▶ **About this exercise**
Render every line of the data exactly as written, and leave out the pictures.

▶ **Stored records**
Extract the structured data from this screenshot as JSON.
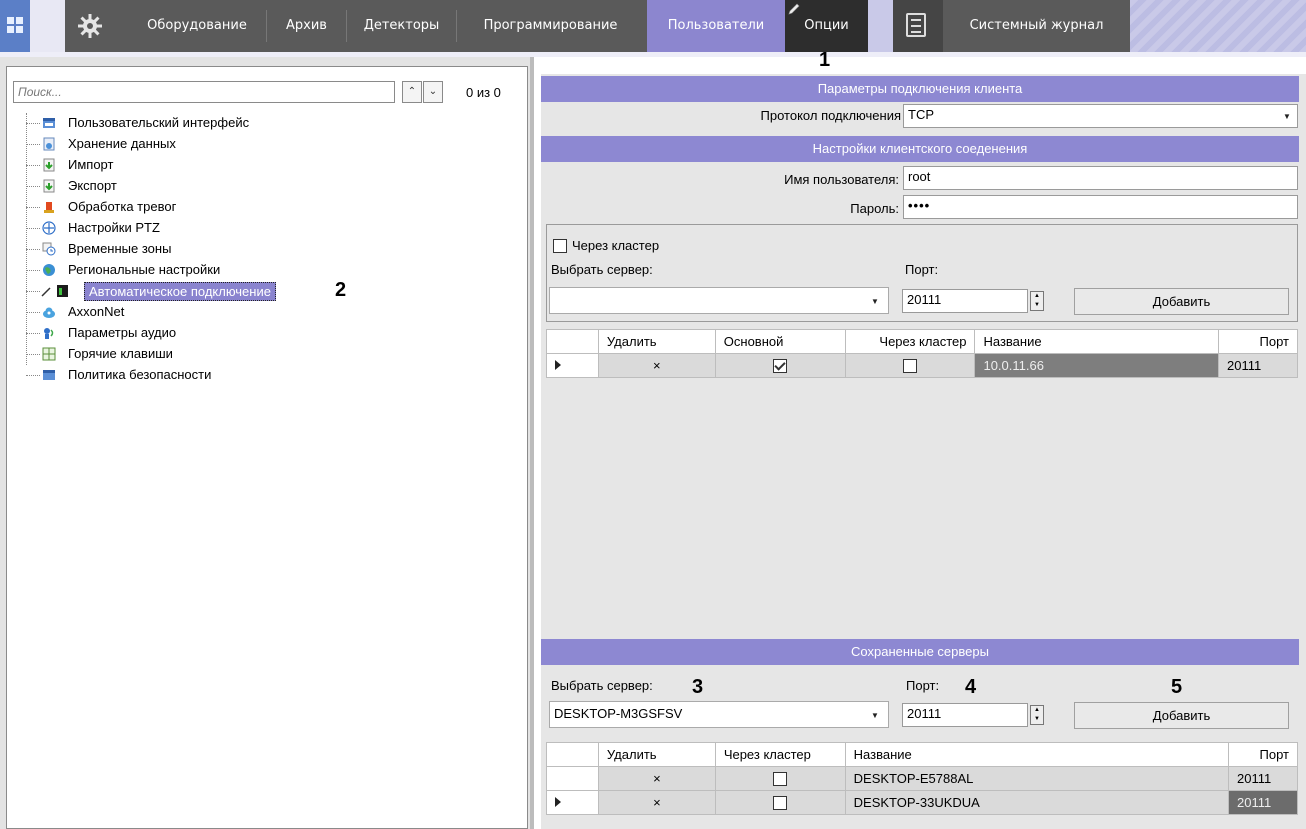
{
  "nav": {
    "items": [
      {
        "label": "Оборудование"
      },
      {
        "label": "Архив"
      },
      {
        "label": "Детекторы"
      },
      {
        "label": "Программирование"
      },
      {
        "label": "Пользователи"
      },
      {
        "label": "Опции"
      },
      {
        "label": "Системный журнал"
      }
    ],
    "active": "Опции",
    "icons": [
      "apps-grid-icon",
      "gear-icon",
      "pencil-icon",
      "journal-icon"
    ]
  },
  "callouts": [
    "1",
    "2",
    "3",
    "4",
    "5"
  ],
  "left": {
    "search_placeholder": "Поиск...",
    "match_count": "0 из 0",
    "tree": [
      {
        "label": "Пользовательский интерфейс",
        "icon": "window-icon"
      },
      {
        "label": "Хранение данных",
        "icon": "storage-icon"
      },
      {
        "label": "Импорт",
        "icon": "import-icon"
      },
      {
        "label": "Экспорт",
        "icon": "export-icon"
      },
      {
        "label": "Обработка тревог",
        "icon": "alarm-icon"
      },
      {
        "label": "Настройки PTZ",
        "icon": "ptz-icon"
      },
      {
        "label": "Временные зоны",
        "icon": "time-zones-icon"
      },
      {
        "label": "Региональные настройки",
        "icon": "globe-icon"
      },
      {
        "label": "Автоматическое подключение",
        "icon": "auto-connect-icon",
        "selected": true
      },
      {
        "label": "AxxonNet",
        "icon": "cloud-icon"
      },
      {
        "label": "Параметры аудио",
        "icon": "audio-icon"
      },
      {
        "label": "Горячие клавиши",
        "icon": "hotkeys-icon"
      },
      {
        "label": "Политика безопасности",
        "icon": "security-icon"
      }
    ]
  },
  "right": {
    "connection_header": "Параметры подключения клиента",
    "protocol_label": "Протокол подключения",
    "protocol_value": "TCP",
    "client_header": "Настройки клиентского соеденения",
    "username_label": "Имя пользователя:",
    "username_value": "root",
    "password_label": "Пароль:",
    "password_value": "••••",
    "via_cluster_label": "Через кластер",
    "select_server_label": "Выбрать сервер:",
    "port_label": "Порт:",
    "port_value": "20111",
    "add_button": "Добавить",
    "table1": {
      "headers": [
        "Удалить",
        "Основной",
        "Через кластер",
        "Название",
        "Порт"
      ],
      "rows": [
        {
          "delete": "×",
          "primary": true,
          "via_cluster": false,
          "name": "10.0.11.66",
          "port": "20111"
        }
      ]
    },
    "saved_header": "Сохраненные серверы",
    "saved_server_value": "DESKTOP-M3GSFSV",
    "saved_port_value": "20111",
    "table2": {
      "headers": [
        "Удалить",
        "Через кластер",
        "Название",
        "Порт"
      ],
      "rows": [
        {
          "delete": "×",
          "via_cluster": false,
          "name": "DESKTOP-E5788AL",
          "port": "20111"
        },
        {
          "delete": "×",
          "via_cluster": false,
          "name": "DESKTOP-33UKDUA",
          "port": "20111"
        }
      ]
    }
  }
}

▶ **Completed task**
Extract the structured data from this screenshot as JSON.
{
  "nav": {
    "items": [
      {
        "label": "Оборудование"
      },
      {
        "label": "Архив"
      },
      {
        "label": "Детекторы"
      },
      {
        "label": "Программирование"
      },
      {
        "label": "Пользователи"
      },
      {
        "label": "Опции"
      },
      {
        "label": "Системный журнал"
      }
    ],
    "active": "Опции",
    "icons": [
      "apps-grid-icon",
      "gear-icon",
      "pencil-icon",
      "journal-icon"
    ]
  },
  "callouts": [
    "1",
    "2",
    "3",
    "4",
    "5"
  ],
  "left": {
    "search_placeholder": "Поиск...",
    "match_count": "0 из 0",
    "tree": [
      {
        "label": "Пользовательский интерфейс",
        "icon": "window-icon"
      },
      {
        "label": "Хранение данных",
        "icon": "storage-icon"
      },
      {
        "label": "Импорт",
        "icon": "import-icon"
      },
      {
        "label": "Экспорт",
        "icon": "export-icon"
      },
      {
        "label": "Обработка тревог",
        "icon": "alarm-icon"
      },
      {
        "label": "Настройки PTZ",
        "icon": "ptz-icon"
      },
      {
        "label": "Временные зоны",
        "icon": "time-zones-icon"
      },
      {
        "label": "Региональные настройки",
        "icon": "globe-icon"
      },
      {
        "label": "Автоматическое подключение",
        "icon": "auto-connect-icon",
        "selected": true
      },
      {
        "label": "AxxonNet",
        "icon": "cloud-icon"
      },
      {
        "label": "Параметры аудио",
        "icon": "audio-icon"
      },
      {
        "label": "Горячие клавиши",
        "icon": "hotkeys-icon"
      },
      {
        "label": "Политика безопасности",
        "icon": "security-icon"
      }
    ]
  },
  "right": {
    "connection_header": "Параметры подключения клиента",
    "protocol_label": "Протокол подключения",
    "protocol_value": "TCP",
    "client_header": "Настройки клиентского соеденения",
    "username_label": "Имя пользователя:",
    "username_value": "root",
    "password_label": "Пароль:",
    "password_value": "••••",
    "via_cluster_label": "Через кластер",
    "select_server_label": "Выбрать сервер:",
    "port_label": "Порт:",
    "port_value": "20111",
    "add_button": "Добавить",
    "table1": {
      "headers": [
        "Удалить",
        "Основной",
        "Через кластер",
        "Название",
        "Порт"
      ],
      "rows": [
        {
          "delete": "×",
          "primary": true,
          "via_cluster": false,
          "name": "10.0.11.66",
          "port": "20111"
        }
      ]
    },
    "saved_header": "Сохраненные серверы",
    "saved_server_value": "DESKTOP-M3GSFSV",
    "saved_port_value": "20111",
    "table2": {
      "headers": [
        "Удалить",
        "Через кластер",
        "Название",
        "Порт"
      ],
      "rows": [
        {
          "delete": "×",
          "via_cluster": false,
          "name": "DESKTOP-E5788AL",
          "port": "20111"
        },
        {
          "delete": "×",
          "via_cluster": false,
          "name": "DESKTOP-33UKDUA",
          "port": "20111"
        }
      ]
    }
  }
}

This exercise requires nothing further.